Legally, it is only criminal damage if it was done intentionally, so accidental damage does not count and something that isn’t permanent doesn’t count either. So while smashing a wing mirror is criminal damage, throwing eggs at a car isn’t, because it is not permanent. However, it may still be a crime – particularly if it happens more than once – as it may be considered antisocial behaviour.
So if you’ve been affected by the crime, whether you’re upset, scared, sad or angry, there are people you can talk to and who can help you cope with what’s happened. And if you decide you want to report the crime to police, it will be taken seriously.
Graffiti might be regarded as art by some people, and in some places; but to the police and to the owners of buildings, unauthorised art is criminal damage. Arson – deliberately trying to damage a place or someone’s property by setting fire to it – is also criminal damage.

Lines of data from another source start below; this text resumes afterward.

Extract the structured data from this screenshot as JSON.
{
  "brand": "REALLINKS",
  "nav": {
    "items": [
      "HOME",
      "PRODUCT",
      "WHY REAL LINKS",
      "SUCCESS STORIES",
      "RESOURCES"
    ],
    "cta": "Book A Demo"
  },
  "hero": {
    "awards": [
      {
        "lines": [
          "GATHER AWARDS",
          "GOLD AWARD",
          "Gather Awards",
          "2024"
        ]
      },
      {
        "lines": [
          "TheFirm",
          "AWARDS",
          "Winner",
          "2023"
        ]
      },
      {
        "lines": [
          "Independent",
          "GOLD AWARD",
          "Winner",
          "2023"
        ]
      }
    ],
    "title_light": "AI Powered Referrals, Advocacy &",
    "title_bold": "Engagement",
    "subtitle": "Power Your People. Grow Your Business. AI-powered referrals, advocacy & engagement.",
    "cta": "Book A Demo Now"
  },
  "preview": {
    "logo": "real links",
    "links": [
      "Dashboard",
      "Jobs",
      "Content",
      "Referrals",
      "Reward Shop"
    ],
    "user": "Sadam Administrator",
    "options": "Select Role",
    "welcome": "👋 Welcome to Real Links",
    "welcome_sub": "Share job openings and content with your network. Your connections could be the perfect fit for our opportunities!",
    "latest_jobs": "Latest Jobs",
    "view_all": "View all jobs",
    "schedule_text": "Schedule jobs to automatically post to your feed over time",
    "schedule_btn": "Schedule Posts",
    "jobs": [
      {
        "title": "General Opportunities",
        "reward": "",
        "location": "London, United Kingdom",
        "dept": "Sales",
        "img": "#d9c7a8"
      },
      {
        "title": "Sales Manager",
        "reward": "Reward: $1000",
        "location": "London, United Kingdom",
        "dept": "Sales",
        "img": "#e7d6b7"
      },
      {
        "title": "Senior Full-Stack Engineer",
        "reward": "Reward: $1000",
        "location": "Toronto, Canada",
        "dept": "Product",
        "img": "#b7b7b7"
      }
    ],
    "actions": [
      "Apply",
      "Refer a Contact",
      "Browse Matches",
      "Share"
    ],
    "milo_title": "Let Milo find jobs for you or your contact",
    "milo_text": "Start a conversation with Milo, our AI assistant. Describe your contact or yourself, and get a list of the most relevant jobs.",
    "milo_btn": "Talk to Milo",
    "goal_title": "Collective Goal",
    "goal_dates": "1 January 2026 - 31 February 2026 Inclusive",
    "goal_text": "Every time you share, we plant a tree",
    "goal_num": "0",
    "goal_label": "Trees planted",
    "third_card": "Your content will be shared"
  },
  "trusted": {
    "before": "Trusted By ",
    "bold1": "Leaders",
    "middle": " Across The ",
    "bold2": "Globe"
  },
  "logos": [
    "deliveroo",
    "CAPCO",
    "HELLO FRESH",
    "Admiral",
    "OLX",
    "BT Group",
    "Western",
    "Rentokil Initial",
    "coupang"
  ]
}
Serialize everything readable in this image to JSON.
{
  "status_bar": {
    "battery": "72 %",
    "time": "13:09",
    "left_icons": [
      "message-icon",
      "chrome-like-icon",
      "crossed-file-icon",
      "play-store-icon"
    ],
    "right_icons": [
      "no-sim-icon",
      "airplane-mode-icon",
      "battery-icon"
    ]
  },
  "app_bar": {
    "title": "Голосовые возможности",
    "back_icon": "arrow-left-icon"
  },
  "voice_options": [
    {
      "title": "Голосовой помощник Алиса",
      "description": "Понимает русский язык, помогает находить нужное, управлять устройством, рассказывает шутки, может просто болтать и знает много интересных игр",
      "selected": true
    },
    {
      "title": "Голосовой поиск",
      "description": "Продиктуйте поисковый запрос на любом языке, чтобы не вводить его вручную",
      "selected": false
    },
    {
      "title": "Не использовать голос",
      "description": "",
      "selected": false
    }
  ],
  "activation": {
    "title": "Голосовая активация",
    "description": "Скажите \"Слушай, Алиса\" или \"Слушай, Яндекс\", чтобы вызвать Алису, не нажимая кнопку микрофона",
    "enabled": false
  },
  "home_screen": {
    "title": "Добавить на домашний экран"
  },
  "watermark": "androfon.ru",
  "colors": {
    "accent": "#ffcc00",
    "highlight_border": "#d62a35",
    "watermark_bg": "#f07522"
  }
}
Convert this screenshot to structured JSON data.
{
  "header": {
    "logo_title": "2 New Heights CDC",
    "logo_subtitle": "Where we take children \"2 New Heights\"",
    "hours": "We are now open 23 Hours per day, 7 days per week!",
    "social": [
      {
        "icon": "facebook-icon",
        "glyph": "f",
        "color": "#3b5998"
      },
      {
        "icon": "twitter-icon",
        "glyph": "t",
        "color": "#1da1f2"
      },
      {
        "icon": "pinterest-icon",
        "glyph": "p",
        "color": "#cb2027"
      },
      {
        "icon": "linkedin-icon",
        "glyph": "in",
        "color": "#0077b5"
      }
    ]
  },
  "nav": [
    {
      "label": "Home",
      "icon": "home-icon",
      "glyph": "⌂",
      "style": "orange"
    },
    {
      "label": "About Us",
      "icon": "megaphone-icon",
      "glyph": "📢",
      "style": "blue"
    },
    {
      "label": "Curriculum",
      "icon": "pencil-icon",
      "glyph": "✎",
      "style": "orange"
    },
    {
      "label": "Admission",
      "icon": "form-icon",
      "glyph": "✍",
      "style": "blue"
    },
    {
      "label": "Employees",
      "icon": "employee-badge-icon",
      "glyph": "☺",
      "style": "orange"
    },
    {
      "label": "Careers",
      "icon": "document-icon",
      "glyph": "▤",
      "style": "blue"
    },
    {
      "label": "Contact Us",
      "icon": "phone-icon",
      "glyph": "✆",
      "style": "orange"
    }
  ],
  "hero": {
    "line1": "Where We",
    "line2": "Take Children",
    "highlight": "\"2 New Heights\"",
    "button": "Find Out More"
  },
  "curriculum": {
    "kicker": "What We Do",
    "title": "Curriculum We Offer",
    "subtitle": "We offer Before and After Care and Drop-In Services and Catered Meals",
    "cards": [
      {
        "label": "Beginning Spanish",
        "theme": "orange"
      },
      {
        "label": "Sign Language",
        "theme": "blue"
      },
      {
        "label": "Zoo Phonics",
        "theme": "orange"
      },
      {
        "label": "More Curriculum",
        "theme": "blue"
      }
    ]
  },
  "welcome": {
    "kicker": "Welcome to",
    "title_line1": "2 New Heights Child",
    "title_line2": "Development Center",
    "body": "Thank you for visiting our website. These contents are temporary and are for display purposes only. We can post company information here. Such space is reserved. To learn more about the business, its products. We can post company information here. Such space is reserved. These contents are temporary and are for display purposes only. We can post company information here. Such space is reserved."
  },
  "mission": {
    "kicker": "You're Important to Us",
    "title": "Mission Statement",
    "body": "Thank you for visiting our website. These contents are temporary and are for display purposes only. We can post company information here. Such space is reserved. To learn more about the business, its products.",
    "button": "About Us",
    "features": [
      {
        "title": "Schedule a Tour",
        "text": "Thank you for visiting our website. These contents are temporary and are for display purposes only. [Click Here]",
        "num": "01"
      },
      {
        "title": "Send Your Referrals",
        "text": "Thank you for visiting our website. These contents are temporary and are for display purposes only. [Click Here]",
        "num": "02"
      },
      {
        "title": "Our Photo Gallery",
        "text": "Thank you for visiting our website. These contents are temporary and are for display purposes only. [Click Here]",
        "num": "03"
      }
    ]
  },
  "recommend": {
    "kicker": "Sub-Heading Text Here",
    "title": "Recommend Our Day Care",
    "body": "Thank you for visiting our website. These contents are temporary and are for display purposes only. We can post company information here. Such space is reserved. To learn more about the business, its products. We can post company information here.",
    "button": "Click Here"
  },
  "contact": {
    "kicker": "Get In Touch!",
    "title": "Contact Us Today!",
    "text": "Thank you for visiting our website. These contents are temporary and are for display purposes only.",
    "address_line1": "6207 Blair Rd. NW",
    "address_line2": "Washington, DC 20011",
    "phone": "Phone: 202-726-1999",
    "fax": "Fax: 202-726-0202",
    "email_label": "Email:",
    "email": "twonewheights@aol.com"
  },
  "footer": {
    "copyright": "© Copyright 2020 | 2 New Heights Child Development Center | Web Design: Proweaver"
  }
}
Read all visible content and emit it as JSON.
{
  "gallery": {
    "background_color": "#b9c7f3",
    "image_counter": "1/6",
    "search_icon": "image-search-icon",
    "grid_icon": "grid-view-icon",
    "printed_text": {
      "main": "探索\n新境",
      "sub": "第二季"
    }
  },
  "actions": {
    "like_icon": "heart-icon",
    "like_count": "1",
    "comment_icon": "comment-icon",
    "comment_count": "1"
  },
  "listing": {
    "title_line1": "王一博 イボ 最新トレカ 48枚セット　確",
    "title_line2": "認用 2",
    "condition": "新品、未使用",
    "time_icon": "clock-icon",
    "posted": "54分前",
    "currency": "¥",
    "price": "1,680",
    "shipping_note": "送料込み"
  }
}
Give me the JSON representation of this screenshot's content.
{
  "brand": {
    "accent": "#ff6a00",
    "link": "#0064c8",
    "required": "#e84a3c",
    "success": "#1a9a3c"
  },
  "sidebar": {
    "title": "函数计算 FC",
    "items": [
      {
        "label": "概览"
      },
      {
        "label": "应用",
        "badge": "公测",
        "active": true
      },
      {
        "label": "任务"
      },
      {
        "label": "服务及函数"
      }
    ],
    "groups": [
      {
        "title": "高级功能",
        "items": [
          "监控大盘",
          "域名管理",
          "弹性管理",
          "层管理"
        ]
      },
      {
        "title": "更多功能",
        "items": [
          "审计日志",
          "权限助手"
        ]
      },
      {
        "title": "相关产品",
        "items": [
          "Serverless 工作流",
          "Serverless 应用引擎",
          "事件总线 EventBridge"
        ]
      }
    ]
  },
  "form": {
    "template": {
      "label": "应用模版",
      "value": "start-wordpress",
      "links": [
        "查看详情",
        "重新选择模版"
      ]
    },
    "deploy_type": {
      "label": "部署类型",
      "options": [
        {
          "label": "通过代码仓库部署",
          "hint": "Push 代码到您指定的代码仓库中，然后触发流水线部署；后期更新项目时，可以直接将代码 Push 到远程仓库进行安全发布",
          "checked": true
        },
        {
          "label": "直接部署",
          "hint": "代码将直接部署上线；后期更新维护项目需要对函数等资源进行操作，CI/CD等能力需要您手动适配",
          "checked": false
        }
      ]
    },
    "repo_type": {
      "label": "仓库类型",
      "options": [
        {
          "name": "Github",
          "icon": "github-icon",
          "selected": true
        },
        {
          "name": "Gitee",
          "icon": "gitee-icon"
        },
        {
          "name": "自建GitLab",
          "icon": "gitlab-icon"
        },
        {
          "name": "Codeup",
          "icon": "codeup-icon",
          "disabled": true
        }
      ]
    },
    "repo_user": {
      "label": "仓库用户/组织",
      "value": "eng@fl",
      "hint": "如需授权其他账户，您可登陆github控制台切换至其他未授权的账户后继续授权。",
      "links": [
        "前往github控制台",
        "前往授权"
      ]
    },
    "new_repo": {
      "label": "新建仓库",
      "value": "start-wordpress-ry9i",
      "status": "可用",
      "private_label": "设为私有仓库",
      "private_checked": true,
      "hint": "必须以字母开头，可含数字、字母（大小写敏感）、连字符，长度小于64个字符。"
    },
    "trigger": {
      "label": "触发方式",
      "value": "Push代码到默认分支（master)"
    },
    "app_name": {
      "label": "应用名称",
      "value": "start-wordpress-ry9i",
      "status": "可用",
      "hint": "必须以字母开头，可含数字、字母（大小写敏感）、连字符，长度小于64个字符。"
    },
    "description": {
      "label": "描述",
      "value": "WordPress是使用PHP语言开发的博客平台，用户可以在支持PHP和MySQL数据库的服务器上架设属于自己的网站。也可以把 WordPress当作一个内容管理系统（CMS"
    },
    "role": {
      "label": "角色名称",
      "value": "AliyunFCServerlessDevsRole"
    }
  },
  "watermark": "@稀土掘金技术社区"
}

Sometimes the damage is a one-off, but it may also be repeated – which may become antisocial behaviour, bullying, or even harassment. Or it may be targeted at you or your family because of your identity – perhaps your race, religion, sexual orientation or gender identity, or because of your disability – which is known as hate crime.